New Study: Life On Earth May Not Have Started Here

How did life on Earth begin? Scientists have been arguing over this exact question for years. But a new experiment has, among other things, lent some serious credence to a theory that life on Earth didn’t start on Earth at all.

More than a year ago, scientists from the Fraunhofer Institute and the Biology on Mars Experiment decided to test just how hardy two strains of algae were by sending them up to space and putting them on the outside of the International Space Station. Yup, no air, no water, harsh blasts of radiation, the whole works, and they experienced it all for 450 days. Once the algae were removed and put in friendlier conditions, only one of the samples failed to produce a viable colony.

There’s a lot of interesting points this study raises, including how humans can survive the rigors of space and how we might create food and oxygen on Mars. But it also reinforces a theory of life called “panspermia,” which despite the name that makes us giggle (we’re only human), is a fascinating one that argues life came to Earth in the form of simple organisms hitching a ride on asteroids and comets. After all, they’ve just proved that after more than a year in space, simple plants can survive, so going into hibernation on a rock and waking up on Earth isn’t a big logical jump.

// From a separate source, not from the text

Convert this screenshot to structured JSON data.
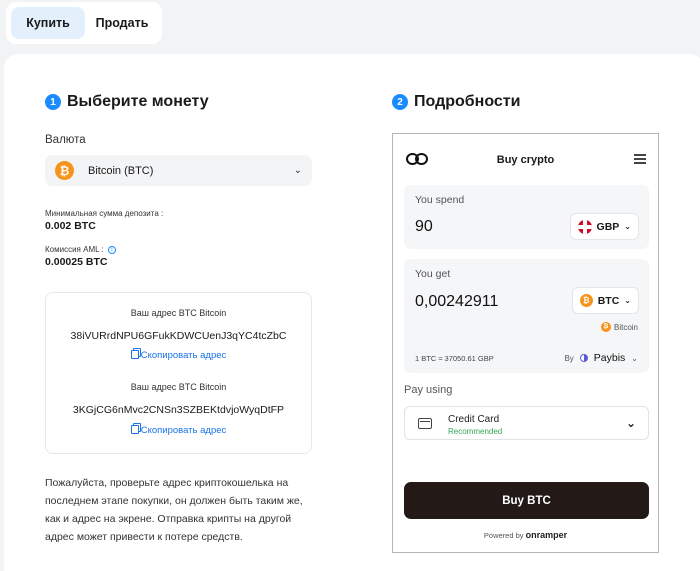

It’s not a definitive confirmation, of course, and far more tests will need to be done. But if we manage to confirm it, that raises the next intriguing question: If the plants that spawned life on Earth aren’t natives, where did they come from?

(Via Gizmodo)